• **Instructions to follow**:
Print the records below verbatim.

Information shown below:

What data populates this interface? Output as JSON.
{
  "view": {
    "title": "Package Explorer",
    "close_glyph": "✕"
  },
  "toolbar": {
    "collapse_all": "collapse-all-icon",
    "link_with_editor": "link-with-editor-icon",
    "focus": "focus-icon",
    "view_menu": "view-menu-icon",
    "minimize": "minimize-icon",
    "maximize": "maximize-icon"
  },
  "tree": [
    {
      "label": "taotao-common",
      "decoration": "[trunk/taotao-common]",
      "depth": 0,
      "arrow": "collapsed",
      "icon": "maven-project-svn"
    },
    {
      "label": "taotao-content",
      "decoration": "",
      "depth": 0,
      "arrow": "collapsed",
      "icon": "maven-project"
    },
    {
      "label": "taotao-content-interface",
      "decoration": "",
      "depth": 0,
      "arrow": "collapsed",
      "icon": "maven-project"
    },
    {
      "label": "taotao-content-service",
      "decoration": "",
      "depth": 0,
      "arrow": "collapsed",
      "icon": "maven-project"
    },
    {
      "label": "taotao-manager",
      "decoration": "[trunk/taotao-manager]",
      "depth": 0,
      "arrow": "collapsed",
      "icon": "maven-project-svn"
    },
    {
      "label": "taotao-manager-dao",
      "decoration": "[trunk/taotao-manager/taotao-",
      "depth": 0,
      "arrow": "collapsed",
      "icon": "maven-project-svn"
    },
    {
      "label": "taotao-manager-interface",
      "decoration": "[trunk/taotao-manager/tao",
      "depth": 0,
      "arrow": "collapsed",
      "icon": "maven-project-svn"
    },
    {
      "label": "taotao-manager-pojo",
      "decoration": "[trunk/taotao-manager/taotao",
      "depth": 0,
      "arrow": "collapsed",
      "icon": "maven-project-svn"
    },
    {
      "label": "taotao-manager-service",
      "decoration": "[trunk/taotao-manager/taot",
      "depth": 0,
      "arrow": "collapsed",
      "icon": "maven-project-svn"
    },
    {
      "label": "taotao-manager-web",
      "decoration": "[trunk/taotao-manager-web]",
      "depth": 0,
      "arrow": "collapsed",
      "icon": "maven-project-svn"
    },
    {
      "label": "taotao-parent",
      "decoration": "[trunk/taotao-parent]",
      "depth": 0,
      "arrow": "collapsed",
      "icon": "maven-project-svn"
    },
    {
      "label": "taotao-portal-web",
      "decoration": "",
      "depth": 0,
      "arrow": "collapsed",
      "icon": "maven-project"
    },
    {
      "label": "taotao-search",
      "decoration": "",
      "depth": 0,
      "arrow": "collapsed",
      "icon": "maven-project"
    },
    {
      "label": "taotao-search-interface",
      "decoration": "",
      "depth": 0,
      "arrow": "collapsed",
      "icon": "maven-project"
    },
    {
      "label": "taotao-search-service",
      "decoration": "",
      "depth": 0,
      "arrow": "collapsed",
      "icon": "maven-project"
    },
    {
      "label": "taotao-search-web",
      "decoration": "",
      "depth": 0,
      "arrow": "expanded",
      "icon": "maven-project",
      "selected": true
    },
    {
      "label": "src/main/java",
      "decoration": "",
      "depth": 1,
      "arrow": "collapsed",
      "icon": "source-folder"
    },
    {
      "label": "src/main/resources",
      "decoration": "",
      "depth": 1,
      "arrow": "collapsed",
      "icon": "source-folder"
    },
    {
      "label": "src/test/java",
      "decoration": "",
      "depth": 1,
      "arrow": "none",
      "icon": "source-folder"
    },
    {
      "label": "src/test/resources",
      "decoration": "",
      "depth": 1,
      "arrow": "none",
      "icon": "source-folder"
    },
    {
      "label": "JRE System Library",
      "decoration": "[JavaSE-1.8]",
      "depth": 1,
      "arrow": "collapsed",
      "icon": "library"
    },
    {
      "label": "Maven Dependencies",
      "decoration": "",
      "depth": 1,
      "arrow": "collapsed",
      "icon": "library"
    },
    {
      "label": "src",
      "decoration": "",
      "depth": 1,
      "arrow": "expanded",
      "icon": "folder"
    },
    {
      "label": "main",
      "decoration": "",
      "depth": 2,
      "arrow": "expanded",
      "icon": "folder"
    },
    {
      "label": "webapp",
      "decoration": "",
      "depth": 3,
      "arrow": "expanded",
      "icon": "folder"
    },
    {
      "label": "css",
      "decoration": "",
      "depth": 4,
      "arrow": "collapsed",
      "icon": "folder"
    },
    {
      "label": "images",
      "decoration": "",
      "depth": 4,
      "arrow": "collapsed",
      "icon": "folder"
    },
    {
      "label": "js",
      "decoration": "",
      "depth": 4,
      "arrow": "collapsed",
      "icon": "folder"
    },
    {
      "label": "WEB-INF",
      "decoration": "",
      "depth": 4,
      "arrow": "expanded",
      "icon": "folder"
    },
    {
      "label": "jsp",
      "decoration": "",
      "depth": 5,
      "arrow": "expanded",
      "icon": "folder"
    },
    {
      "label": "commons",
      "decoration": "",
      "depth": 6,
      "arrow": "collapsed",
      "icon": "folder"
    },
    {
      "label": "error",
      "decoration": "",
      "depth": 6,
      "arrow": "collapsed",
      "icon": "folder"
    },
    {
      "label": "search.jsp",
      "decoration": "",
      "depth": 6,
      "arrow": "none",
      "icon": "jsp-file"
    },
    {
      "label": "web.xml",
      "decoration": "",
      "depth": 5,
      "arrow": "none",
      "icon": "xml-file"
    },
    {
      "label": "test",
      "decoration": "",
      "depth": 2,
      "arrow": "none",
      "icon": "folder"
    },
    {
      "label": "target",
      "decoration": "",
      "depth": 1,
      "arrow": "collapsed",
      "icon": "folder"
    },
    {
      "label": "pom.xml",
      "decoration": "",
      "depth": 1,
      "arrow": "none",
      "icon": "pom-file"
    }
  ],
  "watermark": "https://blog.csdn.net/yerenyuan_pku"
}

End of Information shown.

• **Answer**:
What data populates this interface? Output as JSON.
{
  "view": {
    "title": "Package Explorer",
    "close_glyph": "✕"
  },
  "toolbar": {
    "collapse_all": "collapse-all-icon",
    "link_with_editor": "link-with-editor-icon",
    "focus": "focus-icon",
    "view_menu": "view-menu-icon",
    "minimize": "minimize-icon",
    "maximize": "maximize-icon"
  },
  "tree": [
    {
      "label": "taotao-common",
      "decoration": "[trunk/taotao-common]",
      "depth": 0,
      "arrow": "collapsed",
      "icon": "maven-project-svn"
    },
    {
      "label": "taotao-content",
      "decoration": "",
      "depth": 0,
      "arrow": "collapsed",
      "icon": "maven-project"
    },
    {
      "label": "taotao-content-interface",
      "decoration": "",
      "depth": 0,
      "arrow": "collapsed",
      "icon": "maven-project"
    },
    {
      "label": "taotao-content-service",
      "decoration": "",
      "depth": 0,
      "arrow": "collapsed",
      "icon": "maven-project"
    },
    {
      "label": "taotao-manager",
      "decoration": "[trunk/taotao-manager]",
      "depth": 0,
      "arrow": "collapsed",
      "icon": "maven-project-svn"
    },
    {
      "label": "taotao-manager-dao",
      "decoration": "[trunk/taotao-manager/taotao-",
      "depth": 0,
      "arrow": "collapsed",
      "icon": "maven-project-svn"
    },
    {
      "label": "taotao-manager-interface",
      "decoration": "[trunk/taotao-manager/tao",
      "depth": 0,
      "arrow": "collapsed",
      "icon": "maven-project-svn"
    },
    {
      "label": "taotao-manager-pojo",
      "decoration": "[trunk/taotao-manager/taotao",
      "depth": 0,
      "arrow": "collapsed",
      "icon": "maven-project-svn"
    },
    {
      "label": "taotao-manager-service",
      "decoration": "[trunk/taotao-manager/taot",
      "depth": 0,
      "arrow": "collapsed",
      "icon": "maven-project-svn"
    },
    {
      "label": "taotao-manager-web",
      "decoration": "[trunk/taotao-manager-web]",
      "depth": 0,
      "arrow": "collapsed",
      "icon": "maven-project-svn"
    },
    {
      "label": "taotao-parent",
      "decoration": "[trunk/taotao-parent]",
      "depth": 0,
      "arrow": "collapsed",
      "icon": "maven-project-svn"
    },
    {
      "label": "taotao-portal-web",
      "decoration": "",
      "depth": 0,
      "arrow": "collapsed",
      "icon": "maven-project"
    },
    {
      "label": "taotao-search",
      "decoration": "",
      "depth": 0,
      "arrow": "collapsed",
      "icon": "maven-project"
    },
    {
      "label": "taotao-search-interface",
      "decoration": "",
      "depth": 0,
      "arrow": "collapsed",
      "icon": "maven-project"
    },
    {
      "label": "taotao-search-service",
      "decoration": "",
      "depth": 0,
      "arrow": "collapsed",
      "icon": "maven-project"
    },
    {
      "label": "taotao-search-web",
      "decoration": "",
      "depth": 0,
      "arrow": "expanded",
      "icon": "maven-project",
      "selected": true
    },
    {
      "label": "src/main/java",
      "decoration": "",
      "depth": 1,
      "arrow": "collapsed",
      "icon": "source-folder"
    },
    {
      "label": "src/main/resources",
      "decoration": "",
      "depth": 1,
      "arrow": "collapsed",
      "icon": "source-folder"
    },
    {
      "label": "src/test/java",
      "decoration": "",
      "depth": 1,
      "arrow": "none",
      "icon": "source-folder"
    },
    {
      "label": "src/test/resources",
      "decoration": "",
      "depth": 1,
      "arrow": "none",
      "icon": "source-folder"
    },
    {
      "label": "JRE System Library",
      "decoration": "[JavaSE-1.8]",
      "depth": 1,
      "arrow": "collapsed",
      "icon": "library"
    },
    {
      "label": "Maven Dependencies",
      "decoration": "",
      "depth": 1,
      "arrow": "collapsed",
      "icon": "library"
    },
    {
      "label": "src",
      "decoration": "",
      "depth": 1,
      "arrow": "expanded",
      "icon": "folder"
    },
    {
      "label": "main",
      "decoration": "",
      "depth": 2,
      "arrow": "expanded",
      "icon": "folder"
    },
    {
      "label": "webapp",
      "decoration": "",
      "depth": 3,
      "arrow": "expanded",
      "icon": "folder"
    },
    {
      "label": "css",
      "decoration": "",
      "depth": 4,
      "arrow": "collapsed",
      "icon": "folder"
    },
    {
      "label": "images",
      "decoration": "",
      "depth": 4,
      "arrow": "collapsed",
      "icon": "folder"
    },
    {
      "label": "js",
      "decoration": "",
      "depth": 4,
      "arrow": "collapsed",
      "icon": "folder"
    },
    {
      "label": "WEB-INF",
      "decoration": "",
      "depth": 4,
      "arrow": "expanded",
      "icon": "folder"
    },
    {
      "label": "jsp",
      "decoration": "",
      "depth": 5,
      "arrow": "expanded",
      "icon": "folder"
    },
    {
      "label": "commons",
      "decoration": "",
      "depth": 6,
      "arrow": "collapsed",
      "icon": "folder"
    },
    {
      "label": "error",
      "decoration": "",
      "depth": 6,
      "arrow": "collapsed",
      "icon": "folder"
    },
    {
      "label": "search.jsp",
      "decoration": "",
      "depth": 6,
      "arrow": "none",
      "icon": "jsp-file"
    },
    {
      "label": "web.xml",
      "decoration": "",
      "depth": 5,
      "arrow": "none",
      "icon": "xml-file"
    },
    {
      "label": "test",
      "decoration": "",
      "depth": 2,
      "arrow": "none",
      "icon": "folder"
    },
    {
      "label": "target",
      "decoration": "",
      "depth": 1,
      "arrow": "collapsed",
      "icon": "folder"
    },
    {
      "label": "pom.xml",
      "decoration": "",
      "depth": 1,
      "arrow": "none",
      "icon": "pom-file"
    }
  ],
  "watermark": "https://blog.csdn.net/yerenyuan_pku"
}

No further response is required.